Nonetheless, a considerable number of consequential rules have been delayed or withdrawn. Since President Trump’s inauguration, 31 final regulations have been published in the Federal Register with the words “delay” or “extension” of “effective date” in their title. Some of these rules delay multiple regulations at once. The administration claims to have delayed as many as 700 regulations in total and withdrawn some 635 regulations from the regulatory pipeline.

Critics will rightly point out that delayed regulations will be implemented eventually. And those that were withdrawn were not a burden on the economy yet. So is it possible that regulatory reform is giving the economy a boost?

The answer is yes, and here’s how.

Let’s say a regulation costing a business $5 million was going to be implemented this year, but instead it is delayed for five years. Some funds the business would have put toward compliance will be invested instead for a time, such that when the regulation is finally implemented, the business’s overall resources have grown. So after the business spends the $5 million on compliance, there is now more money left over.

The benefits from injecting this capital into the economy may even grow as returns are reinvested. In the short run, we may not feel much difference. Even a billion dollar rule is small relative to the overall size of the economy. But in the long run, the benefits from delaying an expensive rule can add up to a lot.

There are other reasons to think Trump’s reforms may be making a difference.

Economic theory suggests that the economy has a tendency towards a natural rate of growth, given certain fundamentals like the rate at which the workforce is growing and the rate at which new ideas are discovered by innovators. 

However, in the real world, various forces — shocks — cause the economy to deviate from this natural rate of growth. One of these forces is regulation. So stopping shocks, especially ones that recur year after year, can be enough to boost growth rates by allowing the economy’s underlying fundamentals to take hold.

Trump has reduced regulatory output across agencies. This means fewer shocks from new rules, but it won’t stop the shocks that occur every year from all the existing regulations. However, there is also evidence that enforcement of old rules may have gone down recently.
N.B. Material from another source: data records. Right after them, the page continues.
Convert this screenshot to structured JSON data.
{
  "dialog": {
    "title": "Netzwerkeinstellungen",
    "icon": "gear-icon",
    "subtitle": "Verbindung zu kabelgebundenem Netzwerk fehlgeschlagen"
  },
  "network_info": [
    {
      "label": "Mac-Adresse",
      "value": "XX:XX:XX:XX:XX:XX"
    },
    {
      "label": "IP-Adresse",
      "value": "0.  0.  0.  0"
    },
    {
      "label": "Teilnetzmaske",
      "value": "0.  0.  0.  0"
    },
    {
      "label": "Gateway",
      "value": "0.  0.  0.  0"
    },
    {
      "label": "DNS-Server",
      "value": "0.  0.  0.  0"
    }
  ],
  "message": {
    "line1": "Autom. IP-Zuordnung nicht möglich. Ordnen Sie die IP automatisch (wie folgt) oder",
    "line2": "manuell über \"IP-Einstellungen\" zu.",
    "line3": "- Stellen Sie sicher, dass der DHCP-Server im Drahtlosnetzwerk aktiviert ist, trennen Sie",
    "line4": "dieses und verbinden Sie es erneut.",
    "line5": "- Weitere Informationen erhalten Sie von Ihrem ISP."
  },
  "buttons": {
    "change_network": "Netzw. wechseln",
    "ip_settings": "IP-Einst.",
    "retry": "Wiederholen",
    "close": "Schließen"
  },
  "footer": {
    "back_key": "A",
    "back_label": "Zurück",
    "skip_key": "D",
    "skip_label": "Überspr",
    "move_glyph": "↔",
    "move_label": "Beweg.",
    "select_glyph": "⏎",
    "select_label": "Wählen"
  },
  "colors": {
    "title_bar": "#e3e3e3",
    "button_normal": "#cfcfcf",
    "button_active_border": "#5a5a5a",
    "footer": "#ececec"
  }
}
Taken together, a slowdown in the creation of new rules and less enforcement of old rules could, in theory, boost growth. If the reforms last, this could add up in the long run and serve as more than a temporary stimulus.

The statisticians are still working out whether GDP growth has changed measurably since Trump took office. But regardless, GDP isn’t the best measure of the economy’s health, especially in the short run. Spending on regulatory compliance can boost GDP, so a drop in compliance costs can actually make GDP fall.

The stock market may be a better indicator, but some of the benefits of regulatory rollback are hard for investors to anticipate. Who would have guessed, for example, that airline deregulation in the 70s and 80s would pave the way for today’s innovative companies like Amazon and FedEx?

The regulatory tide has slowed to a crawl. This may be giving the economy a needed reprieve, with the potential for greater gains to come. Like a patient in the emergency room, just stopping the bleeding can do a world of good. But it’s only the first step on the way to full recovery. 

James Broughel is a research fellow with the Mercatus Center at George Mason University.